(Excerpts from a dataset)

>>>

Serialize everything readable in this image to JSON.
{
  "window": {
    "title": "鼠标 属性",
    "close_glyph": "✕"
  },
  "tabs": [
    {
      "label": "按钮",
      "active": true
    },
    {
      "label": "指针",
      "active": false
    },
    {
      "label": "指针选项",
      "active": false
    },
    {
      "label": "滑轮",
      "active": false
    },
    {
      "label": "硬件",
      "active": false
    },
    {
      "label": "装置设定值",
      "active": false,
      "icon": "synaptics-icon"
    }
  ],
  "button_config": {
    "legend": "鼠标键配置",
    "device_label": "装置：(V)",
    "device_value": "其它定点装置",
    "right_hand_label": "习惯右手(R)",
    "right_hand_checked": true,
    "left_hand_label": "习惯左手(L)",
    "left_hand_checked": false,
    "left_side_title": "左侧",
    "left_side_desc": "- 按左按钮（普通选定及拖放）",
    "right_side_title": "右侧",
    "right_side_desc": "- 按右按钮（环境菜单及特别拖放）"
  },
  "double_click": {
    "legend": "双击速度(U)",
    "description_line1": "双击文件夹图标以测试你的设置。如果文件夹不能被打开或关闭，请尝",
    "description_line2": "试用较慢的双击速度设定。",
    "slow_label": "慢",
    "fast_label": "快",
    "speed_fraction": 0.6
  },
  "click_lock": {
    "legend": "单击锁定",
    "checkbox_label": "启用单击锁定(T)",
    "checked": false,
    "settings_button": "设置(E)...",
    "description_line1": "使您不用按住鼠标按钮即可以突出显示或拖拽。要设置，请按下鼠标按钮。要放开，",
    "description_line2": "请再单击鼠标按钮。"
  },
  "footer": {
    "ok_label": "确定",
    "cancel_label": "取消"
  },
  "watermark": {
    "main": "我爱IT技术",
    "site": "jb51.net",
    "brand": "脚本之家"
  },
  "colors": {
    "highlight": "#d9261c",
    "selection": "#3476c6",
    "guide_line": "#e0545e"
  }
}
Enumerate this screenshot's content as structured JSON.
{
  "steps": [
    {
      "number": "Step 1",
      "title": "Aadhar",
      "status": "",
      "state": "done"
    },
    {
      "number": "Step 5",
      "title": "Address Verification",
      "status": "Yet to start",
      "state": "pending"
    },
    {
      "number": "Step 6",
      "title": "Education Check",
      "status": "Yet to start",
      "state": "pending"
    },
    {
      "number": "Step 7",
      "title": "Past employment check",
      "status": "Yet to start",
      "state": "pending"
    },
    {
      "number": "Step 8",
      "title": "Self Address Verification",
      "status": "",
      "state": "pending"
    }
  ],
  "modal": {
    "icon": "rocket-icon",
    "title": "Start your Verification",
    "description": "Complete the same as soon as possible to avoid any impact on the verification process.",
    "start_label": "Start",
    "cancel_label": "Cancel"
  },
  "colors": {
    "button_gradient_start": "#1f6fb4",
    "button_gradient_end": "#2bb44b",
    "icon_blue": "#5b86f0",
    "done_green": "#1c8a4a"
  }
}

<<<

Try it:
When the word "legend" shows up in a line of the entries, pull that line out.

Answer for this exercise:
    "legend": "鼠标键配置",
    "legend": "双击速度(U)",
    "legend": "单击锁定",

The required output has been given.